Assigned task: Give only the number of lines below that contain the word "Spike".

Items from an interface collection
▶

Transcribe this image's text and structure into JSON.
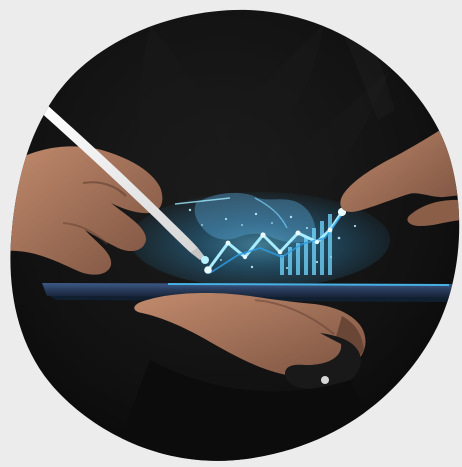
{
  "image": {
    "subject": "hands-with-stylus-and-tablet-holographic-chart-icon",
    "background_color": "#ececec",
    "shirt_color": "#111111",
    "tablet_color": "#2a3c5c",
    "glow_color": "#38b8ff",
    "skin_color": "#a77458"
  }
}
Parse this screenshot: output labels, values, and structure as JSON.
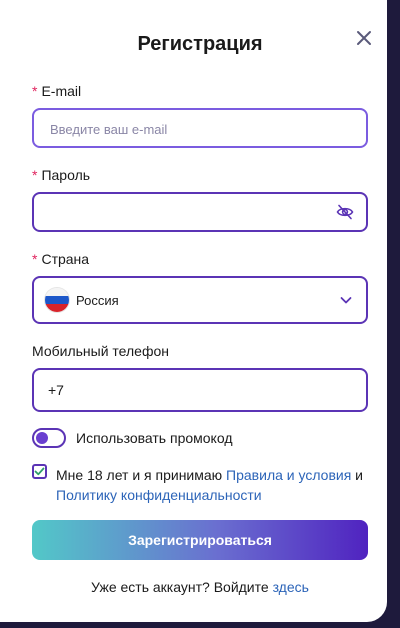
{
  "modal": {
    "title": "Регистрация"
  },
  "email": {
    "required_mark": "*",
    "label": "E-mail",
    "placeholder": "Введите ваш e-mail"
  },
  "password": {
    "required_mark": "*",
    "label": "Пароль",
    "value": ""
  },
  "country": {
    "required_mark": "*",
    "label": "Страна",
    "selected": "Россия"
  },
  "phone": {
    "label": "Мобильный телефон",
    "value": "+7"
  },
  "promo": {
    "label": "Использовать промокод"
  },
  "terms": {
    "prefix": "Мне 18 лет и я принимаю ",
    "rules_link": "Правила и условия",
    "middle": " и ",
    "privacy_link": "Политику конфиденциальности"
  },
  "submit": {
    "label": "Зарегистрироваться"
  },
  "footer": {
    "text": "Уже есть аккаунт? Войдите ",
    "link": "здесь"
  },
  "colors": {
    "accent": "#5b34b5",
    "link": "#2c64b8",
    "required": "#e0245e",
    "button_gradient_start": "#52c8c8",
    "button_gradient_end": "#5023c0"
  },
  "icons": {
    "close": "close-icon",
    "password_toggle": "eye-off-icon",
    "dropdown": "chevron-down-icon",
    "checkbox": "checkmark-icon",
    "flag": "russia-flag-icon"
  }
}
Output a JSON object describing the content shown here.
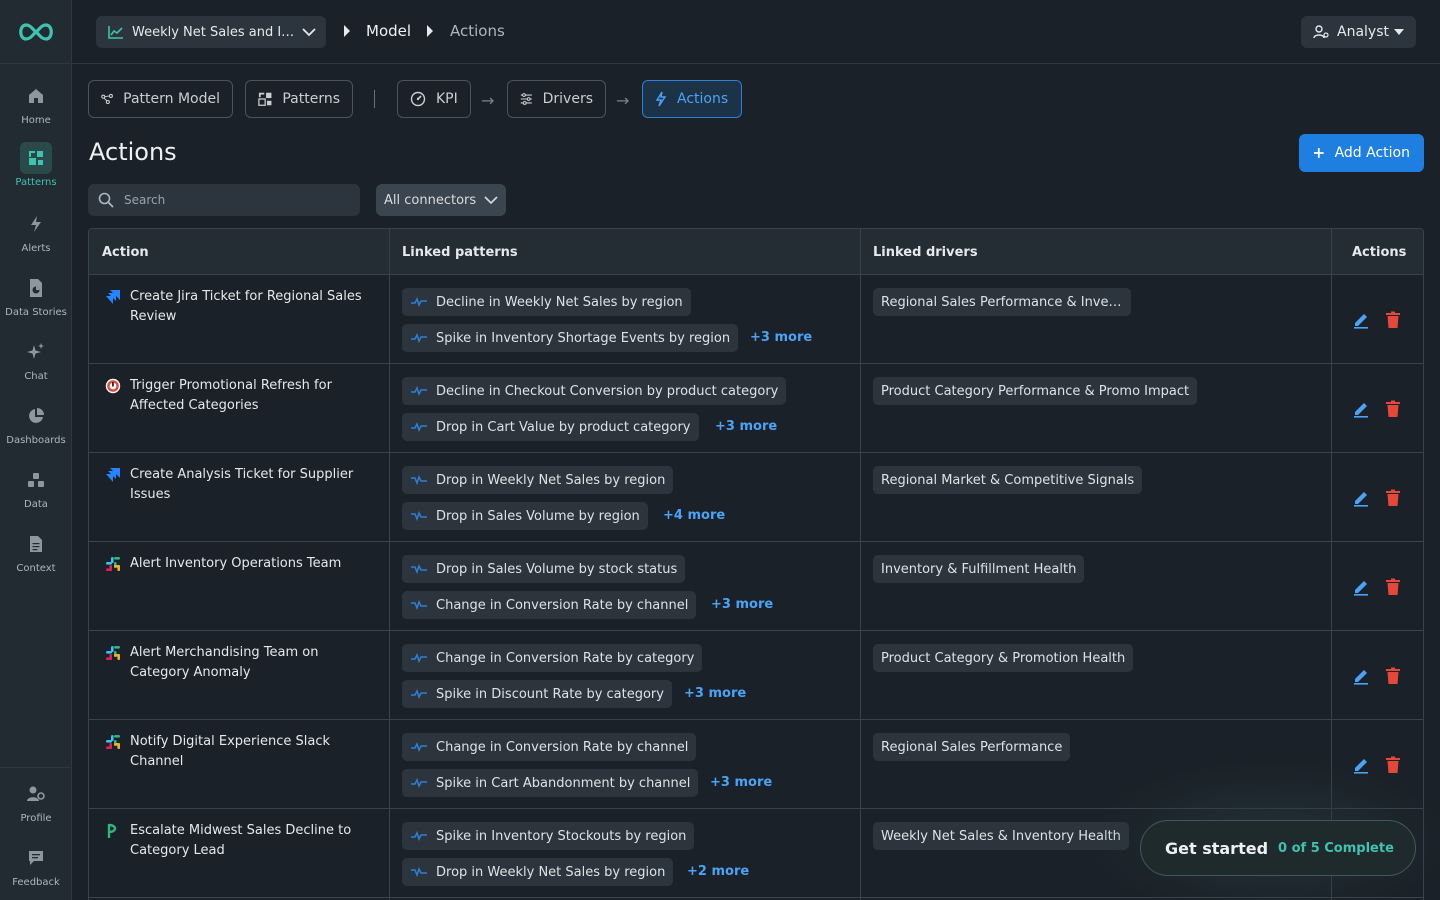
{
  "colors": {
    "accent": "#1f7fe0",
    "brand": "#3fc3b0",
    "danger": "#e5483b",
    "link": "#4aa3f5"
  },
  "sidebar": {
    "items": [
      {
        "label": "Home",
        "icon": "home-icon"
      },
      {
        "label": "Patterns",
        "icon": "patterns-icon"
      },
      {
        "label": "Alerts",
        "icon": "lightning-icon"
      },
      {
        "label": "Data Stories",
        "icon": "data-stories-icon"
      },
      {
        "label": "Chat",
        "icon": "sparkle-icon"
      },
      {
        "label": "Dashboards",
        "icon": "pie-chart-icon"
      },
      {
        "label": "Data",
        "icon": "data-icon"
      },
      {
        "label": "Context",
        "icon": "document-icon"
      }
    ],
    "bottom": [
      {
        "label": "Profile",
        "icon": "profile-icon"
      },
      {
        "label": "Feedback",
        "icon": "feedback-icon"
      }
    ]
  },
  "topbar": {
    "model": "Weekly Net Sales and Inventory Health",
    "breadcrumb": [
      "Model",
      "Actions"
    ],
    "role": "Analyst"
  },
  "pipeline": {
    "tabs": [
      "Pattern Model",
      "Patterns",
      "KPI",
      "Drivers",
      "Actions"
    ]
  },
  "page": {
    "title": "Actions",
    "add_button": "Add Action",
    "search_placeholder": "Search",
    "connector_filter": "All connectors"
  },
  "table": {
    "headers": [
      "Action",
      "Linked patterns",
      "Linked drivers",
      "Actions"
    ],
    "rows": [
      {
        "connector": "jira",
        "name": "Create Jira Ticket for Regional Sales Review",
        "patterns": [
          "Decline in Weekly Net Sales by region",
          "Spike in Inventory Shortage Events by region"
        ],
        "more": "+3 more",
        "driver": "Regional Sales Performance & Inventory Health"
      },
      {
        "connector": "pagerduty",
        "name": "Trigger Promotional Refresh for Affected Categories",
        "patterns": [
          "Decline in Checkout Conversion by product category",
          "Drop in Cart Value by product category"
        ],
        "more": "+3 more",
        "driver": "Product Category Performance & Promo Impact"
      },
      {
        "connector": "jira",
        "name": "Create Analysis Ticket for Supplier Issues",
        "patterns": [
          "Drop in Weekly Net Sales by region",
          "Drop in Sales Volume by region"
        ],
        "more": "+4 more",
        "driver": "Regional Market & Competitive Signals"
      },
      {
        "connector": "slack",
        "name": "Alert Inventory Operations Team",
        "patterns": [
          "Drop in Sales Volume by stock status",
          "Change in Conversion Rate by channel"
        ],
        "more": "+3 more",
        "driver": "Inventory & Fulfillment Health"
      },
      {
        "connector": "slack",
        "name": "Alert Merchandising Team on Category Anomaly",
        "patterns": [
          "Change in Conversion Rate by category",
          "Spike in Discount Rate by category"
        ],
        "more": "+3 more",
        "driver": "Product Category & Promotion Health"
      },
      {
        "connector": "slack",
        "name": "Notify Digital Experience Slack Channel",
        "patterns": [
          "Change in Conversion Rate by channel",
          "Spike in Cart Abandonment by channel"
        ],
        "more": "+3 more",
        "driver": "Regional Sales Performance"
      },
      {
        "connector": "pipedrive",
        "name": "Escalate Midwest Sales Decline to Category Lead",
        "patterns": [
          "Spike in Inventory Stockouts by region",
          "Drop in Weekly Net Sales by region"
        ],
        "more": "+2 more",
        "driver": "Weekly Net Sales & Inventory Health"
      }
    ]
  },
  "get_started": {
    "title": "Get started",
    "progress": "0 of 5 Complete"
  }
}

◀

Response to this exercise: 4